- Opening Delimiter -

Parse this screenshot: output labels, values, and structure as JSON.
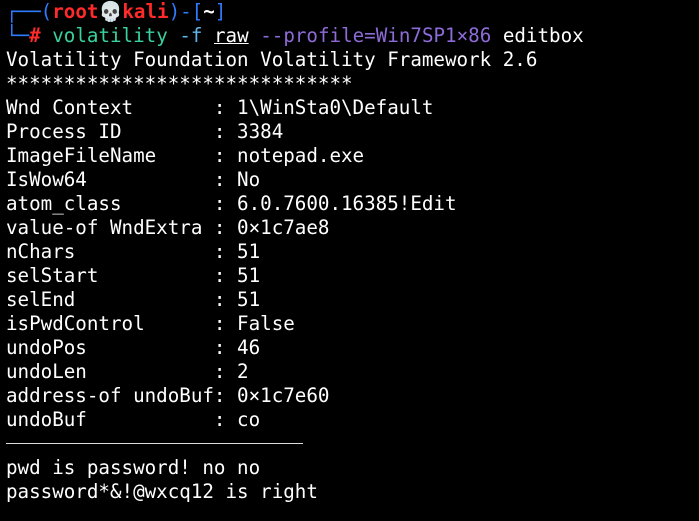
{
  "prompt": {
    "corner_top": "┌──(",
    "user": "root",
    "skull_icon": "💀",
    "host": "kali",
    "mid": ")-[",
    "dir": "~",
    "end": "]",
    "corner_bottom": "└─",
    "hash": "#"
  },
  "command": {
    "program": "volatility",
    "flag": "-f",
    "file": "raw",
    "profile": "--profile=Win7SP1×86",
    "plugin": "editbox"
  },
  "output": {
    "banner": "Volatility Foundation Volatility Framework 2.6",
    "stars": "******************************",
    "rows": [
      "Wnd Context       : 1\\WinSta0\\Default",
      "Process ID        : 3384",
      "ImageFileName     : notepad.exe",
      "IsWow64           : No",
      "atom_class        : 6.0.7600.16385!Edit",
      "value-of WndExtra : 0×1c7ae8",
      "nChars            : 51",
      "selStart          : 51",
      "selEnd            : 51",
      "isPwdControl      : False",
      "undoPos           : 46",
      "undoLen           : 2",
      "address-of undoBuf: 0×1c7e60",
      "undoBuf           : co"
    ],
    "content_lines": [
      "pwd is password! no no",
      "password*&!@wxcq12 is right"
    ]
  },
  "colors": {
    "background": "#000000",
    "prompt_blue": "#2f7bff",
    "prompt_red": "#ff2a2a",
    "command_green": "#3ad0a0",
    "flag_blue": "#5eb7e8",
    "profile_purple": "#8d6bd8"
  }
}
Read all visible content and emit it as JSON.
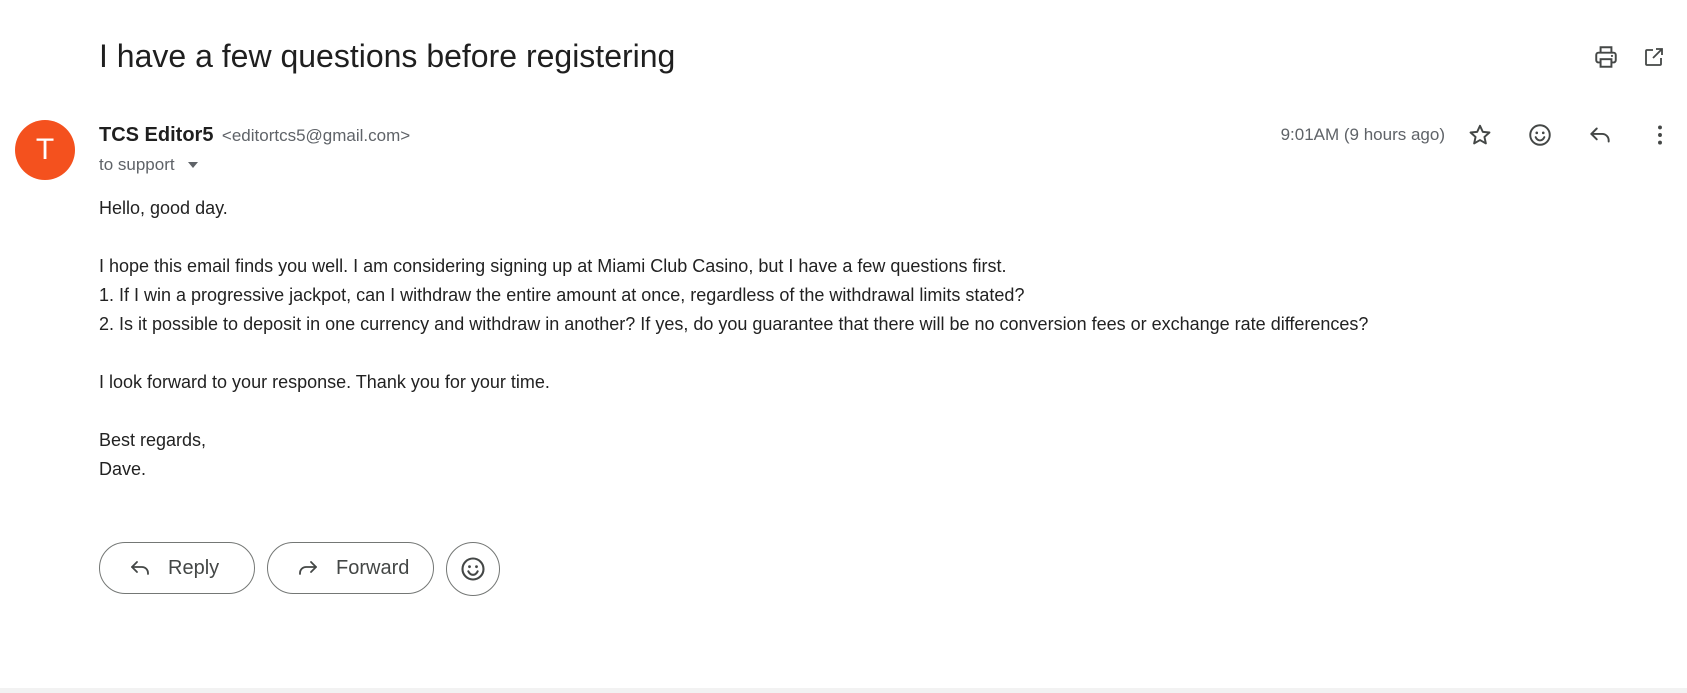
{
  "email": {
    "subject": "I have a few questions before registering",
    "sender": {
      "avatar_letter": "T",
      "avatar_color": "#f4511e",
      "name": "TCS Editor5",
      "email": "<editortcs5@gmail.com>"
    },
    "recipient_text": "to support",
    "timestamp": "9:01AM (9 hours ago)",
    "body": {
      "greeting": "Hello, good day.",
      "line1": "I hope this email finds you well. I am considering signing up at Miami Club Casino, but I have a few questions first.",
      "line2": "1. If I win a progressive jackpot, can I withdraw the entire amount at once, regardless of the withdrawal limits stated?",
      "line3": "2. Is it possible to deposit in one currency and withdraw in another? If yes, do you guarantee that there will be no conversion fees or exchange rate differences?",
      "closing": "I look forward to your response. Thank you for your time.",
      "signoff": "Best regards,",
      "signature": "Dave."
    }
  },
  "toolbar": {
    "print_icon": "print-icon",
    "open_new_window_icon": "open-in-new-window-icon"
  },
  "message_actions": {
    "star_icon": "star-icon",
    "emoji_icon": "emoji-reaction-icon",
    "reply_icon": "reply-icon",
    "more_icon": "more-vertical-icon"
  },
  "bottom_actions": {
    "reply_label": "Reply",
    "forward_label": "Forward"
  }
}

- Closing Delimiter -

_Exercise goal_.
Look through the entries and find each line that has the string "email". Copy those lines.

_Answer box_.
  "email": {
      "email": "<editortcs5@gmail.com>"
      "line1": "I hope this email finds you well. I am considering signing up at Miami Club Casino, but I have a few questions first.",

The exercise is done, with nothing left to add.